- Kingdom cards: Raze, Masquerade, Storeroom, Miser, Spy, Artificer, Bazaar, Jester, Witch, Peddler
- Landmark: Wolf Den
- Special rules: 3/4 Copper split to start the game
The Wolf Den, for those who have not played Empires, is a Landmark - a special card that modifies scoring. This one says that, at the end of the game, you lose 3 points for each card that you have only one of in your deck. While this isn't likely to be a problem for cards like Silver or Province, there are some utility cards that you might not want in multiples.
A quick bid for turn order put the turn order at Chad (-1.5), Ben (-0.5), Ricky. All three disdained the 4 dollar cards, with Chad and Ben going Masquerade/Silver and Ricky Masquerade/Masquerade. Cards danced around the table, with Estates and then Coppers pirouetting into the trash. Ben was the first to hit $6 for Gold, with the others close behind. Chad and Ben both bought Witches with $5, while Ricky went for Jester. None of the attacks hit the table for several turns, though, with Masquerades continuing to be the action of the day. Ricky was the first to snag a Province, while Chad and Ricky added more Witches with the Curse pile still full. Each added another Province before a round of two Witches and a Jester distributed the purple cards, with Ricky commenting "Last time with good decks." This was followed by three consecutive Province buys, putting the pile below half. Duchy became the $5 of choice. Ben - still sitting on only one Masquerade - also used $3 to buy one to avoid the Wolf Den negative.

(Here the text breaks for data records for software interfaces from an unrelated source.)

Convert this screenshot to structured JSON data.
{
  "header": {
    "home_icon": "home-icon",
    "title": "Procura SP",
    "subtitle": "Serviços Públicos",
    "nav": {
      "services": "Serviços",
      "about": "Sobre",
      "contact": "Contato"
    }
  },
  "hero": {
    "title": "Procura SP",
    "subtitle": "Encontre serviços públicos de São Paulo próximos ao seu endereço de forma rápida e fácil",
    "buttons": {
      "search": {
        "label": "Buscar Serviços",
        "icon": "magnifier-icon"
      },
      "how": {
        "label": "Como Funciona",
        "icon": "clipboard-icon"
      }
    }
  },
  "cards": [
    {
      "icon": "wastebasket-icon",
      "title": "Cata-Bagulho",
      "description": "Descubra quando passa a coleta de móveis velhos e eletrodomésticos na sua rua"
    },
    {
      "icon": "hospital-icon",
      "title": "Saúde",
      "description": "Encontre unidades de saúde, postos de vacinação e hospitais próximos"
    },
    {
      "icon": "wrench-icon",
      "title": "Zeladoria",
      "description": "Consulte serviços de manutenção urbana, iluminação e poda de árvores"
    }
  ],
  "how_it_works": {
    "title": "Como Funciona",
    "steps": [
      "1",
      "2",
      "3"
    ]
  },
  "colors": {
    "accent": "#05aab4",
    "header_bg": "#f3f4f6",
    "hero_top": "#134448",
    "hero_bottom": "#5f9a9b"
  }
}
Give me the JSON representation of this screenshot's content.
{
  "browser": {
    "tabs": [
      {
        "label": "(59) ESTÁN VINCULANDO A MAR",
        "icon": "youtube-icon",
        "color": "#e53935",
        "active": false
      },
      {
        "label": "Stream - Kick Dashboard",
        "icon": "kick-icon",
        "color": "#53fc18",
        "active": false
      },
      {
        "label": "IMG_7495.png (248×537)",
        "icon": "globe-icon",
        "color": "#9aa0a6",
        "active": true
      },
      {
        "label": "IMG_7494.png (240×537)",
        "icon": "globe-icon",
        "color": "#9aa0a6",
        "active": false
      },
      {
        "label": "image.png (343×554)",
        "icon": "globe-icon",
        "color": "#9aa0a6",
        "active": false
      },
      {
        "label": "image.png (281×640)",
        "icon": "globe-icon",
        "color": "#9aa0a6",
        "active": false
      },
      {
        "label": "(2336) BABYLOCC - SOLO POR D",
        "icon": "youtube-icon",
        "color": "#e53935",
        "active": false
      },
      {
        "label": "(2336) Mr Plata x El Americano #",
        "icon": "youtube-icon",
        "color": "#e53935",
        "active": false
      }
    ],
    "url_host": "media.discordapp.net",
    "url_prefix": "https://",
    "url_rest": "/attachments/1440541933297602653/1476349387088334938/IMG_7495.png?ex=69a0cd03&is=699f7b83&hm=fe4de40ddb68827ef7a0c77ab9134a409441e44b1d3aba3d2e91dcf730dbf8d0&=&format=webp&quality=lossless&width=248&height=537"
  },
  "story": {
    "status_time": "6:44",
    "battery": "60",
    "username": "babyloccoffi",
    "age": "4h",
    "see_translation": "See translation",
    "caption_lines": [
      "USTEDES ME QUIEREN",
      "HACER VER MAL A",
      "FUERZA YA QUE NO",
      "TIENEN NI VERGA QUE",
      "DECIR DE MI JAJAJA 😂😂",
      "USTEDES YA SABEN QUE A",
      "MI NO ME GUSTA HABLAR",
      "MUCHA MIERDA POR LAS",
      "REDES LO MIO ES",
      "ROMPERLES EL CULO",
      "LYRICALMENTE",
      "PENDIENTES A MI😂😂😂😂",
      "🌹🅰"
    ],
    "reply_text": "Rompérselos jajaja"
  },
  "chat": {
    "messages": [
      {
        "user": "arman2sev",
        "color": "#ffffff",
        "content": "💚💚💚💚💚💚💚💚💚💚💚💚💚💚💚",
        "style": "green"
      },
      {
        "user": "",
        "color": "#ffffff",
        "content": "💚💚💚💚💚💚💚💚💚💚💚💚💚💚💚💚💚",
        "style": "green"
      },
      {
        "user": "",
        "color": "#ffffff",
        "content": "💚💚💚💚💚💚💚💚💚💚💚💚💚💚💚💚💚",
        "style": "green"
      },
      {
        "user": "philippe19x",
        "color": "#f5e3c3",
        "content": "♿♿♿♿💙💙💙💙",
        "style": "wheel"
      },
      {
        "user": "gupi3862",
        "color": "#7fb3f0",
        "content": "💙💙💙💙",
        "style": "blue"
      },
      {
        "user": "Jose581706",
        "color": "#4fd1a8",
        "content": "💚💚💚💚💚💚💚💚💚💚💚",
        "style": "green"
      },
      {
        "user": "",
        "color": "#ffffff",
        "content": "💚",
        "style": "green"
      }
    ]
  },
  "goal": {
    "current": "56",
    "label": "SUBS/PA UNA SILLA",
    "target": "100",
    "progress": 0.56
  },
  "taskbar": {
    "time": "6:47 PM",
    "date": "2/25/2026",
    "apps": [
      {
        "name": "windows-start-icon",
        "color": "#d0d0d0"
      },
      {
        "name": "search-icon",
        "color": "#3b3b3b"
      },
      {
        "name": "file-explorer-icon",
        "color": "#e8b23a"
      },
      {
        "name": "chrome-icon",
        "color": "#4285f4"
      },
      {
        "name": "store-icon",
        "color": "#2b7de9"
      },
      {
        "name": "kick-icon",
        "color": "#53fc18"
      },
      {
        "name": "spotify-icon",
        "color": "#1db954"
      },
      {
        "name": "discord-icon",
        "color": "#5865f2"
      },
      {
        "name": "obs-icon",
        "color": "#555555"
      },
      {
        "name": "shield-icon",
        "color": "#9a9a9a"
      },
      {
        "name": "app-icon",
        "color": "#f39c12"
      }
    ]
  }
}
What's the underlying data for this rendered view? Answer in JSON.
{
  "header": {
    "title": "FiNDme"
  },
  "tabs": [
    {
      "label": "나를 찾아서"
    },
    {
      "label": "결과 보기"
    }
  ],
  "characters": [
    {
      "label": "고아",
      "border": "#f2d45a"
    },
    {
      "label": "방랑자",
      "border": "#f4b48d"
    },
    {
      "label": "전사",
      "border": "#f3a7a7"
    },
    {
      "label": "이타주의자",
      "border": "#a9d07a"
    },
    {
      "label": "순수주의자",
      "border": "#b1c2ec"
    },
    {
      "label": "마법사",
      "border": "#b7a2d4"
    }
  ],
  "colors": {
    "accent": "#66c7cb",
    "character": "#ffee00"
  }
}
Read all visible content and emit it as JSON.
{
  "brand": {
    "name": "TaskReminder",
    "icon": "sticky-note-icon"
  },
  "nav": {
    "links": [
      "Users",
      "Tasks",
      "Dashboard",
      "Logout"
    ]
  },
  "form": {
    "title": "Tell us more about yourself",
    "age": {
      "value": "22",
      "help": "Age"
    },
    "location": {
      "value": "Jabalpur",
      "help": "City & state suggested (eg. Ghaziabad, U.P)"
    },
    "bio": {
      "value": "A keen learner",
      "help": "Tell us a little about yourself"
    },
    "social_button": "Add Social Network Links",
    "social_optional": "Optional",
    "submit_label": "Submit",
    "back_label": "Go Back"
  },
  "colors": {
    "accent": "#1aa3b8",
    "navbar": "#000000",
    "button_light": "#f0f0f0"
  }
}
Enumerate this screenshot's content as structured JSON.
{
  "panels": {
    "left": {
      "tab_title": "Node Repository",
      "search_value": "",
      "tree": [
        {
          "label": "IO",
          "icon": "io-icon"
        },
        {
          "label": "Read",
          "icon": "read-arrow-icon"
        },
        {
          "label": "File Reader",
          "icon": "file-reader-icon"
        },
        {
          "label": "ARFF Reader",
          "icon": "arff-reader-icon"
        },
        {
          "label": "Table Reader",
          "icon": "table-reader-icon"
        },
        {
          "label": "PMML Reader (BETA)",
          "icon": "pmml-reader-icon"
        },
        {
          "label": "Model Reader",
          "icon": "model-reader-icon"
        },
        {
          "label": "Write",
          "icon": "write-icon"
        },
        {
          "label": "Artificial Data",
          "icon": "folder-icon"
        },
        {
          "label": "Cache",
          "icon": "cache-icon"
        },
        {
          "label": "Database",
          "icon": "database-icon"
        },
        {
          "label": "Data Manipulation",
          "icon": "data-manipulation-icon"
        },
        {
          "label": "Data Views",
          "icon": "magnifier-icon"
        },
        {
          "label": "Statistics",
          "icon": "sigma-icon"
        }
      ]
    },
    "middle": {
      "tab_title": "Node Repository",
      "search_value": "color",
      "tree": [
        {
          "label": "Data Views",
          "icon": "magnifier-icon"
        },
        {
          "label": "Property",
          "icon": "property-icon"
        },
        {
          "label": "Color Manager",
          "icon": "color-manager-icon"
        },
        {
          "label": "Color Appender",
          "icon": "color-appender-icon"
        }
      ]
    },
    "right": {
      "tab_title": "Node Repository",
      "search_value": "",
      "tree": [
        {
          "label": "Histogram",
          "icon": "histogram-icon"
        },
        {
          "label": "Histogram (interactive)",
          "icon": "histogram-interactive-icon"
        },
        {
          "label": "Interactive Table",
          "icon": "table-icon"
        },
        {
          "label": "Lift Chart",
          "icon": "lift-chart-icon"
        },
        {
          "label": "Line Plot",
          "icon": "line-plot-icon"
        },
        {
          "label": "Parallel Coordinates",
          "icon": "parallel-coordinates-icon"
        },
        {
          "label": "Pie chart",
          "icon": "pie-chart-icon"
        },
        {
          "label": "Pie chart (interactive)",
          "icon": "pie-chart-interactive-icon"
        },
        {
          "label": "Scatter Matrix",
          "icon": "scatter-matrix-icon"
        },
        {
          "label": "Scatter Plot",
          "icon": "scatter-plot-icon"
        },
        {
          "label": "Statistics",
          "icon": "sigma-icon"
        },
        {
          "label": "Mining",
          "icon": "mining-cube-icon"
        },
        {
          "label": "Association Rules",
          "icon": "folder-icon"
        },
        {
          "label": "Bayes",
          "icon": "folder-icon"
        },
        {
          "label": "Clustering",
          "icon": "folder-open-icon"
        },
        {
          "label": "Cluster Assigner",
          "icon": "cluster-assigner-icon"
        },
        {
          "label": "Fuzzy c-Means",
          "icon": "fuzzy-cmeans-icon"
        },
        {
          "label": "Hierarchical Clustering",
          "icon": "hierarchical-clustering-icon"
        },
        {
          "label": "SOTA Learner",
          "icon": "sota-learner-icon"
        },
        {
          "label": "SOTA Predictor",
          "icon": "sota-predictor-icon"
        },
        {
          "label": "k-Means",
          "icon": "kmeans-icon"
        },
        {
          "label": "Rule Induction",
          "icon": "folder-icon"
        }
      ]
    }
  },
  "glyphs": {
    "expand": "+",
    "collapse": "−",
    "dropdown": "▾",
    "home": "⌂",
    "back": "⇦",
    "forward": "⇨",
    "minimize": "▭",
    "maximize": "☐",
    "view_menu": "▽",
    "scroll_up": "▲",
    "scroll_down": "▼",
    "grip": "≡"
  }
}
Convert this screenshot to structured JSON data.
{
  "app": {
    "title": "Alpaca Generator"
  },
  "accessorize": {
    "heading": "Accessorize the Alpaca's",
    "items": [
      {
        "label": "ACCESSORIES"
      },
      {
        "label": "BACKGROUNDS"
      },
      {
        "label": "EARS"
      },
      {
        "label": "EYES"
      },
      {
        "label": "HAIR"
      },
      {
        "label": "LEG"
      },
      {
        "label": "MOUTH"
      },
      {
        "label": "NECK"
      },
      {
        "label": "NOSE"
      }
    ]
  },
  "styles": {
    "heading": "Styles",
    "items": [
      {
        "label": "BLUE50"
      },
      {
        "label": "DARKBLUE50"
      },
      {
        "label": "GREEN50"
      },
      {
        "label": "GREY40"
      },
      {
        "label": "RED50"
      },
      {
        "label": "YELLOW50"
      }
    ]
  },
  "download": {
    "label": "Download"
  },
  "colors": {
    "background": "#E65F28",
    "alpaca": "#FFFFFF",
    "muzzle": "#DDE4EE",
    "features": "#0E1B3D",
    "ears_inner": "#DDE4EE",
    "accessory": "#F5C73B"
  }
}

The rules of Dominion state that you are not allowed to look through your discard pile, but the contents of the trash are open information. It was around this time that Chad, frowning, verified the presence of 8 Estates in the trash, meaning that the one he knew he had was a singleton. Without a Masquerade handy, he dealt with the Wolf Den issue by buying another one. This ended up proving advantageous: the other two each had turns where they had less than 5 dollars available, but with the end of the game in sight, didn't want to buy an Estate that might be -2 points, and purchased Silver instead. Another heads-up play saw Ricky hand his singleton Jester off to Chad, who sighed and bought a second one to avoid the Wolf Den penalty. The other two responded with only Silver, though, and Chad's Witch handed the last Curse to Ben and gave him enough money to also grab the last Province. No players ran afoul of the Wolf Den in the end, although it had definitely affected decisions during the game. Chad's extra turn from his bid proved worth it, as he edged Ricky 30.5 to 30 for the win, with Ben trailing at 18.5. In addition to the shield, the win moved Chad into first all-time in Dominion laurels. Congratulations!
Finally, now that Dominion is back to a relatively stable state, I am hoping to find someone to take over as GM for next year, so that I can go back to playing in it. I know that there are many events at WBC where the GM plays in their own event, but I am not comfortable doing this myself: I can't concentrate as well on my game when I'm GMing simultaneously, I wouldn't be able to do a custom setup if I made the finals, and finally, Dominion only barely fits into a 1 hour slot, so regular time announcements are required. None of these are absolute deal breakers, and I will certainly run it if nobody steps up; but if you're interested, please drop me an email at firstname.lastname@example.org. And I promise to bring my copies of the game!